_Interface dataset entries_
----

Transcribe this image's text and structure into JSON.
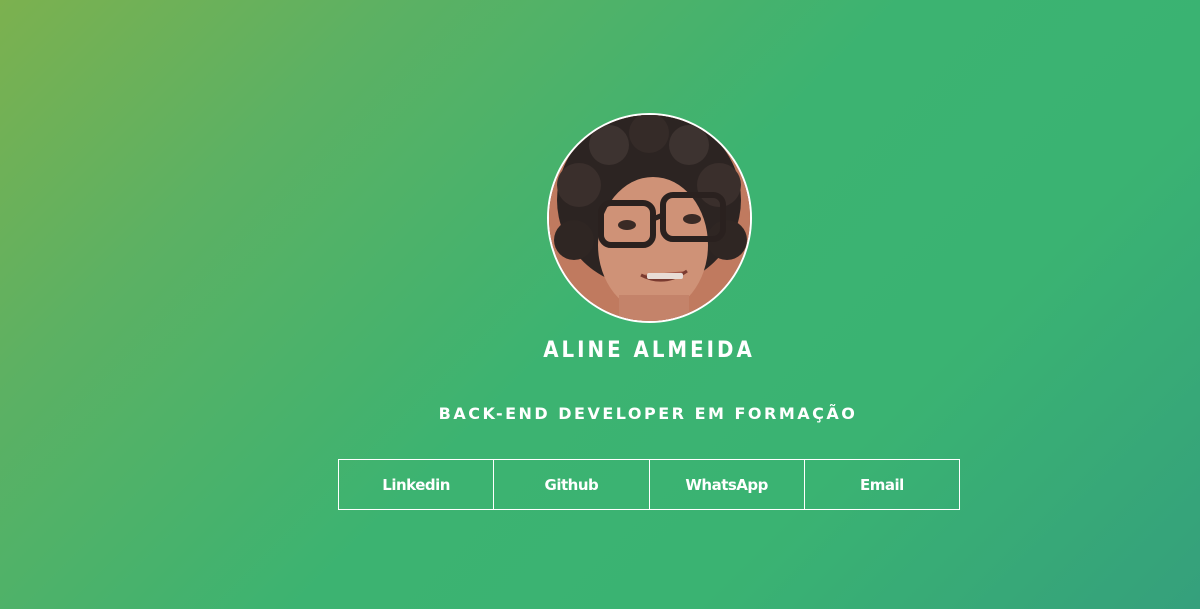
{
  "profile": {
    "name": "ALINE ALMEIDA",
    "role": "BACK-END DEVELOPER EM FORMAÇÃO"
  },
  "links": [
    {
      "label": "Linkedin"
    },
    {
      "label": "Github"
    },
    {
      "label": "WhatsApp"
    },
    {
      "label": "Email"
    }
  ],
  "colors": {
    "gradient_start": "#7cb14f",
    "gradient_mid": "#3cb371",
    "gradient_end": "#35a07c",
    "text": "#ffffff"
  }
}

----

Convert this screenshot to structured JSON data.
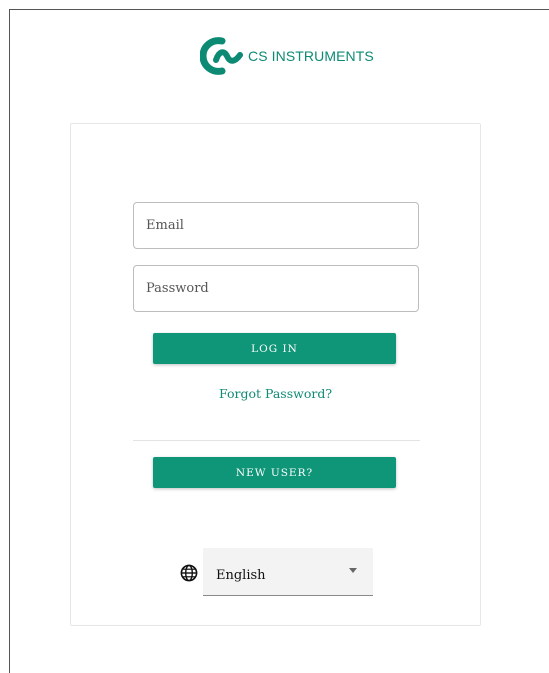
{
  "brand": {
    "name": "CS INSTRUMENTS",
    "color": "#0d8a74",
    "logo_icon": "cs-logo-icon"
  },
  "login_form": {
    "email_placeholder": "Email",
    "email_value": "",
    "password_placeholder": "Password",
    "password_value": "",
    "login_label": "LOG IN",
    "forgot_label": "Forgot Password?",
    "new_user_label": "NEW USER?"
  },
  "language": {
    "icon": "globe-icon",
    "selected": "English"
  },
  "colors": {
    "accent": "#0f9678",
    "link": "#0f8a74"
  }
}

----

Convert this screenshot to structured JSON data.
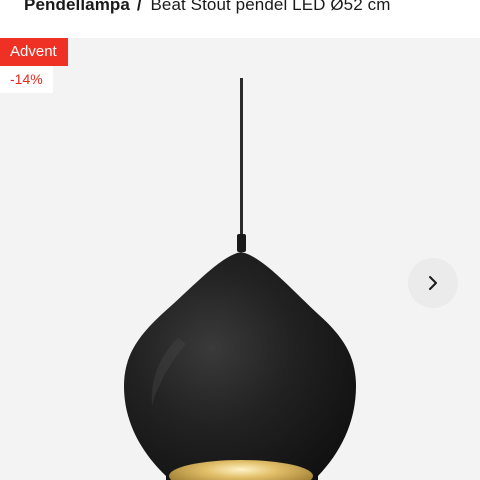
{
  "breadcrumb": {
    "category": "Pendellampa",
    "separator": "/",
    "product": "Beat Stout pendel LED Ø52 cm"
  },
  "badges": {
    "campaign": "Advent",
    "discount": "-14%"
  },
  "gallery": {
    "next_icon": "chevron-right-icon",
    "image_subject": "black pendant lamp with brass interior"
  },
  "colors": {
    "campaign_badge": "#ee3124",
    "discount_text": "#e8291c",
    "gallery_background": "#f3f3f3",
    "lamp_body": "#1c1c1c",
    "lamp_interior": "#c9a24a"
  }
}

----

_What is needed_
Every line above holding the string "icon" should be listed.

_Answer box_
    "logo_icon": "cs-logo-icon"
    "icon": "globe-icon",
    "next_icon": "chevron-right-icon",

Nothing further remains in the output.